Traveling is stressful, and there are a couple of ways to relax and have fun during your layover at ATL.
- XpresSpa: If you would like to spend your time between flights pampering yourself, head to XpresSpa. There are two ATL locations—one in concourse A, opposite the food court and another in the C concourse, near gate C37. You can get manicures, pedicures, facials, foot massages, hand and arm massages or even full body massages. You can book as few as 15 minutes or as much as 90 minutes. The spa in concourse A is open from 6 a.m. to 10:30 p.m. daily; the concourse C location is open from 6 a.m. to 11 p.m.
- Music Program: check the airport schedule to see if you happen to be there during one of the musical performances that happen at least four times each year. The performances take place in the Atrium (so ensure you have time to get back through security) and often correspond to special events in the Atlanta area, such as jazz during the Jazz Festival and Victorian costumed carolers at Christmas.
- Art Program: ATL offers both commissioned pieces on permanent display and rotating exhibits.
- You can find rotating exhibits in the Atrium Gallery of the main terminal, Gallery T, adjacent to the Terminal South security checkpoint, in cases throughout concourse E and along the north corridor of the T gates.

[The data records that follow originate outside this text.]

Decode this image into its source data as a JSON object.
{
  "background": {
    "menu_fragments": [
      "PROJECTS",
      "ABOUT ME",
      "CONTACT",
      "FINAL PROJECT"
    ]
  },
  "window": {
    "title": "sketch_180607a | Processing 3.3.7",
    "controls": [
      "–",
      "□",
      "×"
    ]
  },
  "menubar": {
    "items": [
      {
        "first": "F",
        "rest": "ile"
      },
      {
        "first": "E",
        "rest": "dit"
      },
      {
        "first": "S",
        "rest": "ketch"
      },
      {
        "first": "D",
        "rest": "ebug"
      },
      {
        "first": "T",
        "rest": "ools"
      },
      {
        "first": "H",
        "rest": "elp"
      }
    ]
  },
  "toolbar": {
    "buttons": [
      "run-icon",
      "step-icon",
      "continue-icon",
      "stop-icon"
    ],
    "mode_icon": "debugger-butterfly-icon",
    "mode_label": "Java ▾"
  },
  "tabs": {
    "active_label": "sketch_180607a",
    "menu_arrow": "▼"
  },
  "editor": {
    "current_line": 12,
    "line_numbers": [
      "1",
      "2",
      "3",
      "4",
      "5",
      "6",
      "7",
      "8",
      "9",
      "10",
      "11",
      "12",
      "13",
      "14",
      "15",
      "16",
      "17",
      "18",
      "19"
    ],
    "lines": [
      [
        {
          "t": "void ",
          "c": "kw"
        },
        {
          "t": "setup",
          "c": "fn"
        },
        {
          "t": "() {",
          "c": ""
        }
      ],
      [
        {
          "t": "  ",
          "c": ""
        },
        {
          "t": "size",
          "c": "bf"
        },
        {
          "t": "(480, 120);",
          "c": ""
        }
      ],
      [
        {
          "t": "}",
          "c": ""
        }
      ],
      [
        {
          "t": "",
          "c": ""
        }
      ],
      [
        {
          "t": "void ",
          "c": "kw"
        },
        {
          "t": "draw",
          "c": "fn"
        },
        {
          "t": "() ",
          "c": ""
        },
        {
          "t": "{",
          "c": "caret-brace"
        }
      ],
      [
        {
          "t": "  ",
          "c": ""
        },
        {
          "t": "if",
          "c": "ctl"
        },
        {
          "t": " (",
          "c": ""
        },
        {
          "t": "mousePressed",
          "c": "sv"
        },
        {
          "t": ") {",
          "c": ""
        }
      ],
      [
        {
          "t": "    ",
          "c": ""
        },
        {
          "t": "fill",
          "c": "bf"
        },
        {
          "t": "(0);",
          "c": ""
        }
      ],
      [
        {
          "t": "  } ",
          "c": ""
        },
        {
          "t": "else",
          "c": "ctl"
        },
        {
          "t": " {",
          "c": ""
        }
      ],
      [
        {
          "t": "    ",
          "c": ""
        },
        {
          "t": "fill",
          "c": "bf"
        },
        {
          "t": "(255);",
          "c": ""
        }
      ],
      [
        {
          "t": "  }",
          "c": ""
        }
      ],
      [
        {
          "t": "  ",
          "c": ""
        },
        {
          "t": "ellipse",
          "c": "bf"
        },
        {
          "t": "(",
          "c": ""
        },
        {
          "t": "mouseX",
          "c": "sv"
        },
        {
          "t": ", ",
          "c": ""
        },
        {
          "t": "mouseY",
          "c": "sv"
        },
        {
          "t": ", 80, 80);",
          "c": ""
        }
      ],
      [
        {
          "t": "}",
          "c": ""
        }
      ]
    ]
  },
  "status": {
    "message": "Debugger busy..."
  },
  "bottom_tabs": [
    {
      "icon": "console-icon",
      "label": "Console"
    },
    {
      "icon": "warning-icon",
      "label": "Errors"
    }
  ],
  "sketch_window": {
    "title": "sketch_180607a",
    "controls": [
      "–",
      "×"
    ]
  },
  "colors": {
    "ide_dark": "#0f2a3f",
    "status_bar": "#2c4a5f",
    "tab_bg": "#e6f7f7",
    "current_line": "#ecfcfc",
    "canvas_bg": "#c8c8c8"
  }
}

In addition, there are four pedestals in the ground transportation holding area outside the west end of the main terminal that exhibit three-dimensional art. The works change annually.
- There are also rotating exhibits in the Youth Art Galleries for K-12 students in the Atlanta area. Concourse T and concourse E house works in association with the Georgia Art Education Association, while concourse D houses work by underserved kids and teens as part of the Youth Art Connection and Boys & Girls Clubs of Metro Atlanta.
- Permanent art exhibits started at the airport in 1979 with the purchase of nine art pieces. Today, there are more than 250 pieces of art on display throughout the airport. Some of the most notable works include the “Rolling Suitcase,” “Samsonite,” and “Penguin” sculptures by Leo Sewell. The “Rolling Suitcase” is a giant piece of luggage created using street signs, while “Samsonite” is created using license plates from all 50 states. Both of those are located curbside outside the North Domestic Terminal. “Penguin” is a giant penguin with a suitcase, crafted from found aluminum objects outside the South Terminal. Inside the airport, favorites include “Brute Neighbors” by Joe Peragine—a series of giant urethane plastic and copper ants crawling across the wall of the North and South baggage claim areas and “Spirit of Atlanta” by Deborah Whitehouse, which is a photo collage at the escalator from the APM station inside the main terminal.
- Pet Areas: if you travel with your pet, you will appreciate the dog parks located outside the terminals at ATL. The main dog park, in the ground transportation area on Domestic T South just outside doors W1 and W2, is 1,000 square feet of enclosed area, with flowers, grass, rocks, benches and artwork. There are two smaller parks, one on the lower level of Domestic Terminal North outside door LN2, and one at the arrivals level of the international terminal outside door A1.
Rest Your Head
There is one full service hotel adjacent to ATL, the Marriott Atlanta Airport Gateway. This Silver LEED certified hotel is a 2-minute free ride on the ATL SkyTrain from the terminals. The hotel offers comfortable rooms, spacious work areas and soundproof windows.
If you’re looking for a quick rest between flights, you can head to the Minute Suites near gate B17. These private suites each include a sofa bed, pillow, blanket, 32″ HDTV with computer capabilities, keyboard, mouse, DirecTV, free WiFi, sound system with Nap26 audio program for power napping, alarm clock, desk and office chair. Rooms are available for $38 per hour with $9.50 per 15 minutes for the first two hours or $7 per 15 minutes after two hours. If you want to stay overnight inside the terminals, you can book a room at Minute Suites for 8 hours at the flat rate of $130.
Hartsfield-Jackson Atlanta International Airport will continue to grow and expand as the airport continues to be one of the busiest in the world. Be sure to check out www.atlanta-airport.com before you leave home for the most current updates.